What is expected:
Reproduce the whole listing, character for character.

►

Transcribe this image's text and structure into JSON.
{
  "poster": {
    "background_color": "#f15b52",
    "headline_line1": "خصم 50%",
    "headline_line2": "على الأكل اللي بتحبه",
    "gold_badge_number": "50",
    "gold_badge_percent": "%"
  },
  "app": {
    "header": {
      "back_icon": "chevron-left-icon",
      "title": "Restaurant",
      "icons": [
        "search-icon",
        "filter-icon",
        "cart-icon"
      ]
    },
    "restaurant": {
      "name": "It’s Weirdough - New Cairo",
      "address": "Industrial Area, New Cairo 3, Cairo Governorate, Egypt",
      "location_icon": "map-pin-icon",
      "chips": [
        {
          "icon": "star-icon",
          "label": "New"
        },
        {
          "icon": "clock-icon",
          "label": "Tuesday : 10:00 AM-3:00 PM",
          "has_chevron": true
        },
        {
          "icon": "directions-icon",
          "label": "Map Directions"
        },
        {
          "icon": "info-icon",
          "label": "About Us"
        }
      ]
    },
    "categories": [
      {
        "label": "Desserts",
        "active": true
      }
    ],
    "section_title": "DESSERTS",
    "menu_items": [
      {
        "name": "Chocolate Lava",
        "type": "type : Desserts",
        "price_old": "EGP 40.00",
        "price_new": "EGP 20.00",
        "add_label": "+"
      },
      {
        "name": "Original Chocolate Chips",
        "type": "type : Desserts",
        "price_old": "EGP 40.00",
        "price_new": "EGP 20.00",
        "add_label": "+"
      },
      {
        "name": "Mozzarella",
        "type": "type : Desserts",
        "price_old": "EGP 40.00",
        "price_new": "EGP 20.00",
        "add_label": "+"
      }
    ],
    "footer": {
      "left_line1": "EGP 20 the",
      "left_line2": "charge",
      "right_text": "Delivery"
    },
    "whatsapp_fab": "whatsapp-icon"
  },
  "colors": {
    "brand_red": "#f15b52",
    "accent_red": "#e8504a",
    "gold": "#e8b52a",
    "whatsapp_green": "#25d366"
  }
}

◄

Task solution:
Transcribe this image's text and structure into JSON.
{
  "poster": {
    "background_color": "#f15b52",
    "headline_line1": "خصم 50%",
    "headline_line2": "على الأكل اللي بتحبه",
    "gold_badge_number": "50",
    "gold_badge_percent": "%"
  },
  "app": {
    "header": {
      "back_icon": "chevron-left-icon",
      "title": "Restaurant",
      "icons": [
        "search-icon",
        "filter-icon",
        "cart-icon"
      ]
    },
    "restaurant": {
      "name": "It’s Weirdough - New Cairo",
      "address": "Industrial Area, New Cairo 3, Cairo Governorate, Egypt",
      "location_icon": "map-pin-icon",
      "chips": [
        {
          "icon": "star-icon",
          "label": "New"
        },
        {
          "icon": "clock-icon",
          "label": "Tuesday : 10:00 AM-3:00 PM",
          "has_chevron": true
        },
        {
          "icon": "directions-icon",
          "label": "Map Directions"
        },
        {
          "icon": "info-icon",
          "label": "About Us"
        }
      ]
    },
    "categories": [
      {
        "label": "Desserts",
        "active": true
      }
    ],
    "section_title": "DESSERTS",
    "menu_items": [
      {
        "name": "Chocolate Lava",
        "type": "type : Desserts",
        "price_old": "EGP 40.00",
        "price_new": "EGP 20.00",
        "add_label": "+"
      },
      {
        "name": "Original Chocolate Chips",
        "type": "type : Desserts",
        "price_old": "EGP 40.00",
        "price_new": "EGP 20.00",
        "add_label": "+"
      },
      {
        "name": "Mozzarella",
        "type": "type : Desserts",
        "price_old": "EGP 40.00",
        "price_new": "EGP 20.00",
        "add_label": "+"
      }
    ],
    "footer": {
      "left_line1": "EGP 20 the",
      "left_line2": "charge",
      "right_text": "Delivery"
    },
    "whatsapp_fab": "whatsapp-icon"
  },
  "colors": {
    "brand_red": "#f15b52",
    "accent_red": "#e8504a",
    "gold": "#e8b52a",
    "whatsapp_green": "#25d366"
  }
}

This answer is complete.